_WHAT YOU HAVE TO DO_:
Copy each line containing the word "users" from the records that follow, please.

Data about app and page elements
╭──
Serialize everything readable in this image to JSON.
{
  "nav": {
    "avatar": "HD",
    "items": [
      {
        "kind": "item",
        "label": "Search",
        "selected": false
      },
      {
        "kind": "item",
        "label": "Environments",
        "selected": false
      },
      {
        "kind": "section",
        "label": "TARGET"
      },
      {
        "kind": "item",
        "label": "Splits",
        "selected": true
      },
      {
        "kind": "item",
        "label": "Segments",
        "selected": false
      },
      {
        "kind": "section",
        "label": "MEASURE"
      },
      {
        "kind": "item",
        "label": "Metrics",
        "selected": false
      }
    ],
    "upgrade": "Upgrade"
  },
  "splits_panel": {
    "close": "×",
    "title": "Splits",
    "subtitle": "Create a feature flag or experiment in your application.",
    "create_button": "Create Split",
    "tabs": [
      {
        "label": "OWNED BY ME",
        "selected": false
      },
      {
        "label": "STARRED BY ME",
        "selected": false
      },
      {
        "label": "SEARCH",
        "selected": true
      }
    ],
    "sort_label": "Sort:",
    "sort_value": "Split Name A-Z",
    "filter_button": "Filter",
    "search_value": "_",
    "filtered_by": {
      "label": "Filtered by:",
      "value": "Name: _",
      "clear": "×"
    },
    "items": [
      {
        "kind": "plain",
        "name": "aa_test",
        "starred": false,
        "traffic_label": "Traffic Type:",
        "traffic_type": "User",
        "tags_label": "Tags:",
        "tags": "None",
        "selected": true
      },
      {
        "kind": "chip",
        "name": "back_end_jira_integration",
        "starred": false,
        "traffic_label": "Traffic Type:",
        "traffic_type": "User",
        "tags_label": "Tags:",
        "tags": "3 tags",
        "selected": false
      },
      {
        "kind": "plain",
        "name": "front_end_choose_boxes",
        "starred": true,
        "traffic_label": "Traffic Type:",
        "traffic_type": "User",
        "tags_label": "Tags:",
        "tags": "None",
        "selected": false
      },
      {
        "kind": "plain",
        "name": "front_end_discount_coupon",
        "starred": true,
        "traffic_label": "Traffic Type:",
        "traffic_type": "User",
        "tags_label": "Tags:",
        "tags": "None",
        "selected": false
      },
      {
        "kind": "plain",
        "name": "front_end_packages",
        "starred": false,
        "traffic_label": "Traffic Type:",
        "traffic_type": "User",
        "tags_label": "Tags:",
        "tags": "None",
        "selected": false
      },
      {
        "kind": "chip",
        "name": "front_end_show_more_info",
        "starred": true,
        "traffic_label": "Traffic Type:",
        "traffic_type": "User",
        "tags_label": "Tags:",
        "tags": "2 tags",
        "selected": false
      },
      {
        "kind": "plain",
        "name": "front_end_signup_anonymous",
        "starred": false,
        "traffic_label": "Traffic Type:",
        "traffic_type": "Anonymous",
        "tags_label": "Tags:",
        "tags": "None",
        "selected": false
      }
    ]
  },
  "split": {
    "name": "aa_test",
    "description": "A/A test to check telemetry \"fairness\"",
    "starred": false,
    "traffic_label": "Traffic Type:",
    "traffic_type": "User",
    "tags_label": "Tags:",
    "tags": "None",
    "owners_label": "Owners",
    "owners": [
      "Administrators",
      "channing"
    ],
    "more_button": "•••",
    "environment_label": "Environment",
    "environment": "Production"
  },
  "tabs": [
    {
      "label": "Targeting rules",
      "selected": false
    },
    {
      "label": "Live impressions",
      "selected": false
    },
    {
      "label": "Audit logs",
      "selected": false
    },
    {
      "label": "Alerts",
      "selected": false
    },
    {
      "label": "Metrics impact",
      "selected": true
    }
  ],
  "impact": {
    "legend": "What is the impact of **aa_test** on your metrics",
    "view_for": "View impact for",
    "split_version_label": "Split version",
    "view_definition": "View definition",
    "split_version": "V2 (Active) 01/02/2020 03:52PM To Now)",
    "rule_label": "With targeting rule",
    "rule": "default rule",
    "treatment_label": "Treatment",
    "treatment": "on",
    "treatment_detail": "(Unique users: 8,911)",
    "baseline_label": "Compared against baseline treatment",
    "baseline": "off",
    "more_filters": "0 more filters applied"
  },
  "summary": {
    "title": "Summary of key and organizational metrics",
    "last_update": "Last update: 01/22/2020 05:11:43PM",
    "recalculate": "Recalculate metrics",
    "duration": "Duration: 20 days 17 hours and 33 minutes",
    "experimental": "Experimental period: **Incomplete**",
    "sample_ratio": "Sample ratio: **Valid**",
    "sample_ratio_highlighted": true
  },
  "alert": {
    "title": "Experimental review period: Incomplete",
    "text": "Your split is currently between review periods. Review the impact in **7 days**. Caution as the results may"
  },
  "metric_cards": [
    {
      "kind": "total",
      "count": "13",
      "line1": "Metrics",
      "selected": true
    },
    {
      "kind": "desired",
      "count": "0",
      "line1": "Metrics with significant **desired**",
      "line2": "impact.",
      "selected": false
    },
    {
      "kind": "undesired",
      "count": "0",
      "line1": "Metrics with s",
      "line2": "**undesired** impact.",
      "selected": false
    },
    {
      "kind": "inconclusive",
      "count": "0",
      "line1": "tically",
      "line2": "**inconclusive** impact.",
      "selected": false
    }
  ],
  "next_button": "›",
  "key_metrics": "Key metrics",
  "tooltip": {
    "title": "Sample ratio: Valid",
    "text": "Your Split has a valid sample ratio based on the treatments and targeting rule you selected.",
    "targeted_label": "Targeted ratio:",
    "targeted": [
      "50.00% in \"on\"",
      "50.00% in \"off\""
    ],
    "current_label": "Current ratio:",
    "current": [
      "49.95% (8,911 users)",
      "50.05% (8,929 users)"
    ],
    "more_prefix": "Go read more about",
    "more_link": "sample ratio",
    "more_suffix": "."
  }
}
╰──
_RESPONSE BELOW_:
    "treatment_detail": "(Unique users: 8,911)",
      "49.95% (8,911 users)",
      "50.05% (8,929 users)"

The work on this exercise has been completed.